» PROBLEM TO WORK ON
Return the lines below in which the string "this" occurs.

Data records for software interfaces

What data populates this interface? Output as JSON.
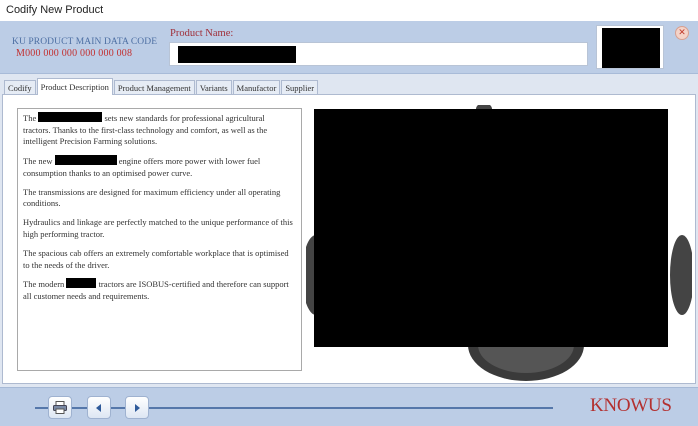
{
  "window": {
    "title": "Codify New Product"
  },
  "header": {
    "code_label": "KU PRODUCT MAIN DATA CODE",
    "code_value": "M000 000 000 000 000 008",
    "name_label": "Product Name:"
  },
  "tabs": [
    {
      "label": "Codify"
    },
    {
      "label": "Product Description",
      "active": true
    },
    {
      "label": "Product Management"
    },
    {
      "label": "Variants"
    },
    {
      "label": "Manufactor"
    },
    {
      "label": "Supplier"
    }
  ],
  "description": {
    "p1_after": "sets new standards for professional agricultural tractors. Thanks to the first-class technology and comfort, as well as the intelligent Precision Farming solutions.",
    "p1_before": "The",
    "p2_before": "The new",
    "p2_after": "engine offers more power with lower fuel consumption thanks to an optimised power curve.",
    "p3": "The transmissions are designed for maximum efficiency under all operating conditions.",
    "p4": "Hydraulics and linkage are perfectly matched to the unique performance of this high performing tractor.",
    "p5": "The spacious cab offers an extremely comfortable workplace that is optimised to the needs of the driver.",
    "p6_before": "The modern",
    "p6_after": "tractors are ISOBUS-certified and therefore can support all customer needs and requirements."
  },
  "footer": {
    "logo_text": "KNOWUS",
    "buttons": [
      "printer-icon",
      "arrow-left-icon",
      "arrow-right-icon"
    ]
  },
  "colors": {
    "header_bg": "#bccde6",
    "code_value": "#c23030",
    "accent_blue": "#5577aa",
    "logo_red": "#b33030"
  }
}
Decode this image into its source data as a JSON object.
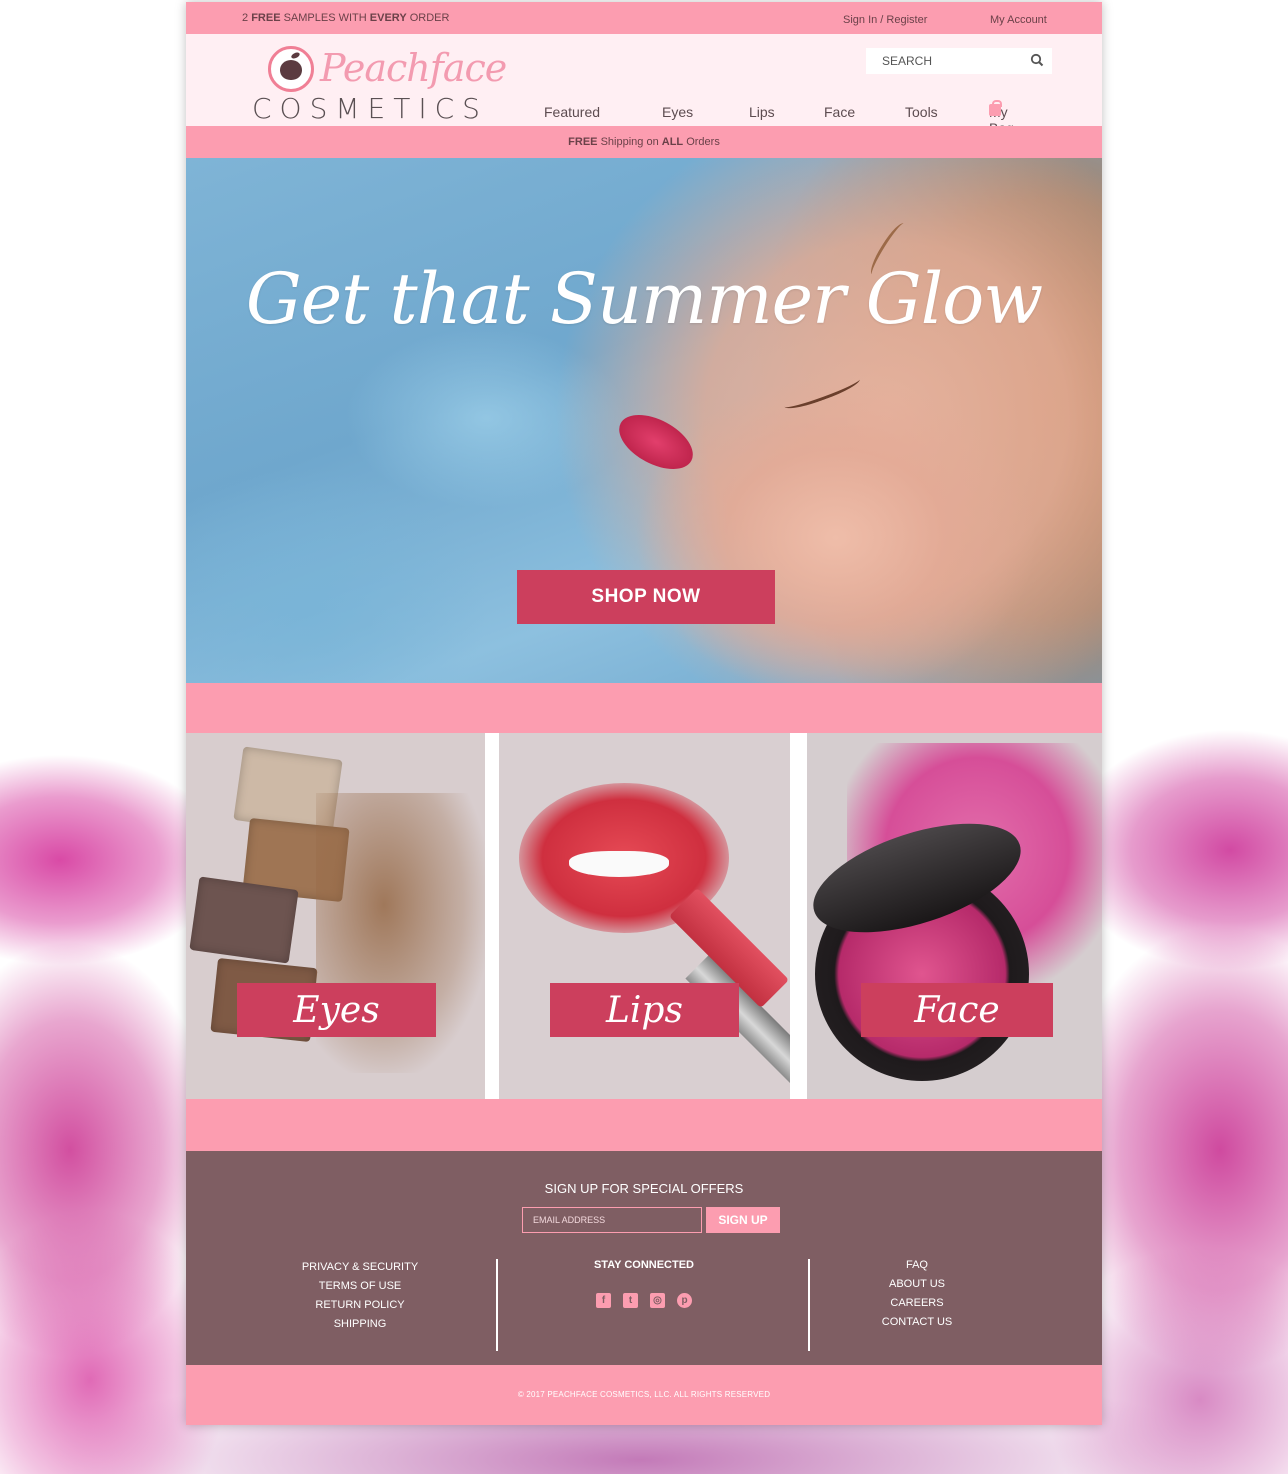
{
  "topbar": {
    "promo_count": "2",
    "promo_free": "FREE",
    "promo_mid": "SAMPLES WITH",
    "promo_every": "EVERY",
    "promo_end": "ORDER",
    "signin": "Sign In / Register",
    "account": "My Account"
  },
  "logo": {
    "script": "Peachface",
    "word": "COSMETICS"
  },
  "search": {
    "placeholder": "SEARCH"
  },
  "nav": {
    "items": [
      "Featured",
      "Eyes",
      "Lips",
      "Face",
      "Tools"
    ],
    "bag": "My Bag"
  },
  "shipping": {
    "free": "FREE",
    "mid": "Shipping on",
    "all": "ALL",
    "end": "Orders"
  },
  "hero": {
    "headline": "Get that Summer Glow",
    "cta": "SHOP NOW"
  },
  "categories": [
    {
      "label": "Eyes"
    },
    {
      "label": "Lips"
    },
    {
      "label": "Face"
    }
  ],
  "footer": {
    "signup_title": "SIGN UP FOR SPECIAL OFFERS",
    "email_placeholder": "EMAIL ADDRESS",
    "signup_button": "SIGN UP",
    "left_links": [
      "PRIVACY & SECURITY",
      "TERMS OF USE",
      "RETURN POLICY",
      "SHIPPING"
    ],
    "stay_connected": "STAY CONNECTED",
    "right_links": [
      "FAQ",
      "ABOUT US",
      "CAREERS",
      "CONTACT US"
    ],
    "copyright": "© 2017 PEACHFACE COSMETICS, LLC. ALL RIGHTS RESERVED"
  },
  "colors": {
    "pink": "#fc9db0",
    "accent": "#cc3f5d",
    "footer": "#7f5e63"
  },
  "icons": [
    "search-icon",
    "bag-icon",
    "facebook-icon",
    "twitter-icon",
    "instagram-icon",
    "pinterest-icon"
  ]
}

» RESPONSE
What data populates this interface? Output as JSON.
    "p4": "Hydraulics and linkage are perfectly matched to the unique performance of this high performing tractor.",
Decode this image into its source data as a JSON object.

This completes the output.